Ping - incoming tweet
Ping - new email
Ping - instagram, snapchat, facebook, linkedin
Ping - text, facetime, skype, whatsapp
Ping, ping, ping...
Notifications are already interrupting workers and that trend will increase to the point that employers will need to restrict interactions to protect productivity.
By 2020, the average knowledge worker will spend the day in close proximity to between three and five devices capable of interrupting him or her in some way.
Do Notifications really affect Productivity?
So a notification distracts us momentarily but surely we are capable of ignoring and focusing on our work?
Well apparently not, and notifications are probably more disruptive than we realise.
A growing body of psychological research shows that the mental context of switching, which is caused by such interruptions, adversely impacts our ability to perform complex tasks. This is because human brains are not designed to multitask.
Glenn Wilson, of Gresham College, London, showed that merely knowing you have an unread email in your inbox can reduce your effective IQ by 10 points when concentrating on a task.
Earl Miller, a neuroscientist at MIT and one of the world experts on divided attention, says that our brains are not wired to multitask well.
"When people think they're multitasking, they're actually just switching from one task to another very rapidly. And every time they do, there's a cognitive cost in doing so."
Multi-tasking is "not efficient"
Even though we think we're getting a lot done, ironically, multitasking makes us demonstrably less efficient. Multi-tasking has been found to increase the production of the stress hormone cortisol as well as the fight-or-flight hormone adrenaline, which can overstimulate your brain and cause mental fog or scrambled thinking.
Some psychologists believe that responding to interruptions is akin to a form of addiction that generates chemical "rewards" in the brain, so responses are difficult to voluntarily control.
Multi-tasking creates a dopamine-addiction feedback loop, effectively rewarding the brain for losing focus and for constantly searching for external stimulation.
We answer the phone, look up something on the internet, check our email, send an SMS, and each of these things tweaks the novelty- seeking, reward-seeking centres of the brain, causing a burst of endogenous opioids, which feels good but distracts to our ability to stay on task.
What will Business do to protect Productivity?
According to Gartner, by 2020 organizations will be using a wide range of technologies and tactics to reduce the number and frequency of interruptions.
This will create new product and service opportunities and drive demand for interruption management features in existing products.

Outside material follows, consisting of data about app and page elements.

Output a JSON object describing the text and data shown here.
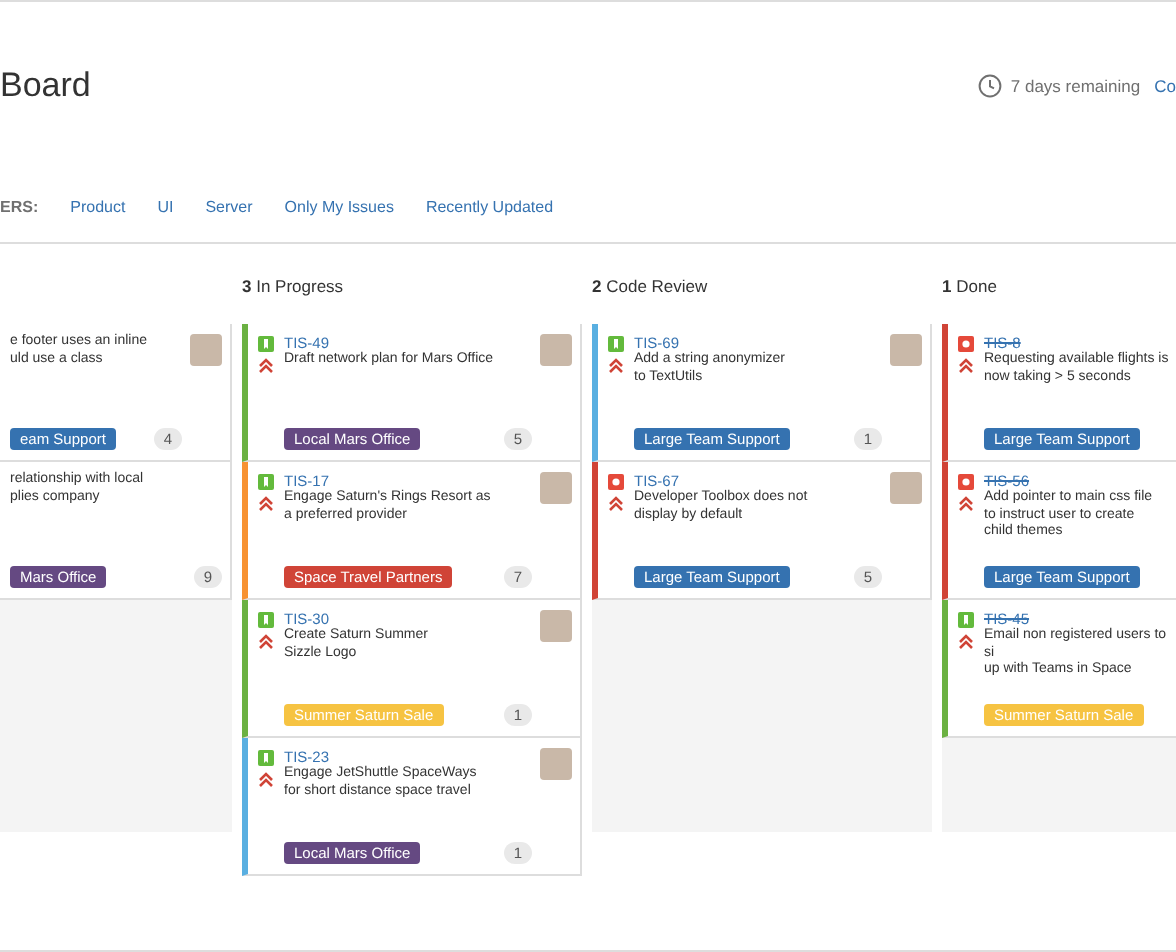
{
  "header": {
    "title": "Board",
    "remaining": "7 days remaining",
    "link": "Co"
  },
  "filters": {
    "label": "ERS:",
    "items": [
      "Product",
      "UI",
      "Server",
      "Only My Issues",
      "Recently Updated"
    ]
  },
  "columns": [
    {
      "cards": [
        {
          "summary": "e footer uses an inline\nuld use a class",
          "epic": {
            "label": "eam Support",
            "color": "#3572b0"
          },
          "count": "4",
          "avatar": true
        },
        {
          "summary": "relationship with local\nplies company",
          "epic": {
            "label": "Mars Office",
            "color": "#654982"
          },
          "count": "9",
          "avatar": false
        }
      ]
    },
    {
      "count": "3",
      "name": "In Progress",
      "cards": [
        {
          "color": "#6bb142",
          "kind": "story",
          "key": "TIS-49",
          "done": false,
          "summary": "Draft network plan for Mars Office",
          "epic": {
            "label": "Local Mars Office",
            "color": "#654982"
          },
          "count": "5",
          "avatar": true
        },
        {
          "color": "#f79232",
          "kind": "story",
          "key": "TIS-17",
          "done": false,
          "summary": "Engage Saturn's Rings Resort as\na preferred provider",
          "epic": {
            "label": "Space Travel Partners",
            "color": "#d04437"
          },
          "count": "7",
          "avatar": true
        },
        {
          "color": "#6bb142",
          "kind": "story",
          "key": "TIS-30",
          "done": false,
          "summary": "Create Saturn Summer\nSizzle Logo",
          "epic": {
            "label": "Summer Saturn Sale",
            "color": "#f6c342"
          },
          "count": "1",
          "avatar": true
        },
        {
          "color": "#59afe1",
          "kind": "story",
          "key": "TIS-23",
          "done": false,
          "summary": "Engage JetShuttle SpaceWays\nfor short distance space travel",
          "epic": {
            "label": "Local Mars Office",
            "color": "#654982"
          },
          "count": "1",
          "avatar": true
        }
      ]
    },
    {
      "count": "2",
      "name": "Code Review",
      "cards": [
        {
          "color": "#59afe1",
          "kind": "story",
          "key": "TIS-69",
          "done": false,
          "summary": "Add a string anonymizer\nto TextUtils",
          "epic": {
            "label": "Large Team Support",
            "color": "#3572b0"
          },
          "count": "1",
          "avatar": true
        },
        {
          "color": "#d04437",
          "kind": "bug",
          "key": "TIS-67",
          "done": false,
          "summary": "Developer Toolbox does not\ndisplay by default",
          "epic": {
            "label": "Large Team Support",
            "color": "#3572b0"
          },
          "count": "5",
          "avatar": true
        }
      ]
    },
    {
      "count": "1",
      "name": "Done",
      "cards": [
        {
          "color": "#d04437",
          "kind": "bug",
          "key": "TIS-8",
          "done": true,
          "summary": "Requesting available flights is\nnow taking > 5 seconds",
          "epic": {
            "label": "Large Team Support",
            "color": "#3572b0"
          },
          "avatar": false
        },
        {
          "color": "#d04437",
          "kind": "bug",
          "key": "TIS-56",
          "done": true,
          "summary": "Add pointer to main css file\nto instruct user to create\nchild themes",
          "epic": {
            "label": "Large Team Support",
            "color": "#3572b0"
          },
          "avatar": false
        },
        {
          "color": "#6bb142",
          "kind": "story",
          "key": "TIS-45",
          "done": true,
          "summary": "Email non registered users to si\nup with Teams in Space",
          "epic": {
            "label": "Summer Saturn Sale",
            "color": "#f6c342"
          },
          "avatar": false
        }
      ]
    }
  ]
}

These will include:
Training and awareness Encouraging employees to voluntarily limit the use of devices and services that can cause excessive interruptions.

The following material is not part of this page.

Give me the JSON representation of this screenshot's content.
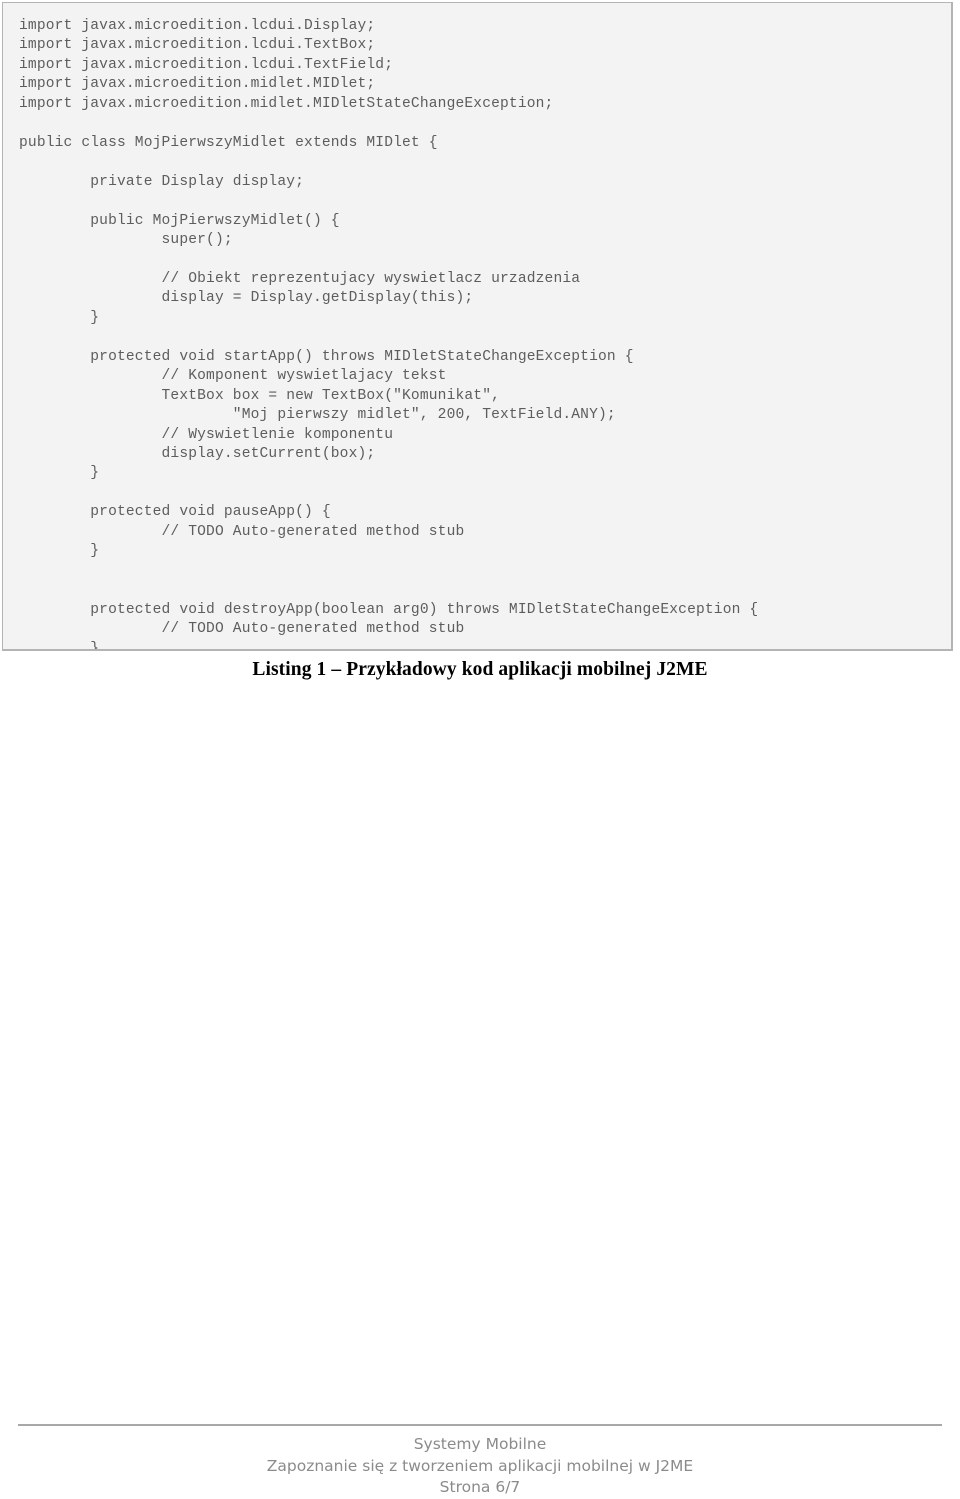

Smart filtering Tools such as virtual assistants and future intelligent messaging systems will attempt to categorize the importance of messages to deliver only those that matter. Some messaging systems or message types may be disabled in certain contexts.
Biometric monitoring integrated with smart messaging Researchers have demonstrated systems that monitor brain activity to identify when a worker is concentrating and determine when interruptions might be inappropriate. Such research will result in features embedded in wearable products before 2020.
Disabling enterprise messaging systems In certain contexts or at certain times. For example, employees performing critical tasks (such as a doctor diagnosing a patient or an engineer performing safety-critical maintenance) may be required to disable personal as well as enterprise messaging systems during certain tasks as a condition of employment.
Gartner Recommendations for Business
However such measures are likely to cause significant tension between personal and enterprise goals of workers, especially when they impact BYO devices, such as smartphones and wearables.
Gartner suggests business should act now to:
- Monitor both psychological research and employee's use of devices and services that can cause interruptions, to attempt to quantify the risks to worker productivity and effectiveness and to gain evidence to support future action.
- Educate employees about the costs and risks of interruptions and encourage them to voluntarily control them, but realize that voluntary controls will not be fully effective because of the addictive nature of interruptions.
- Look for new products and technologies that can automatically manage the number and type of interruptions.
- Focus interruption management efforts on high-risk job roles, such as safety-critical workers.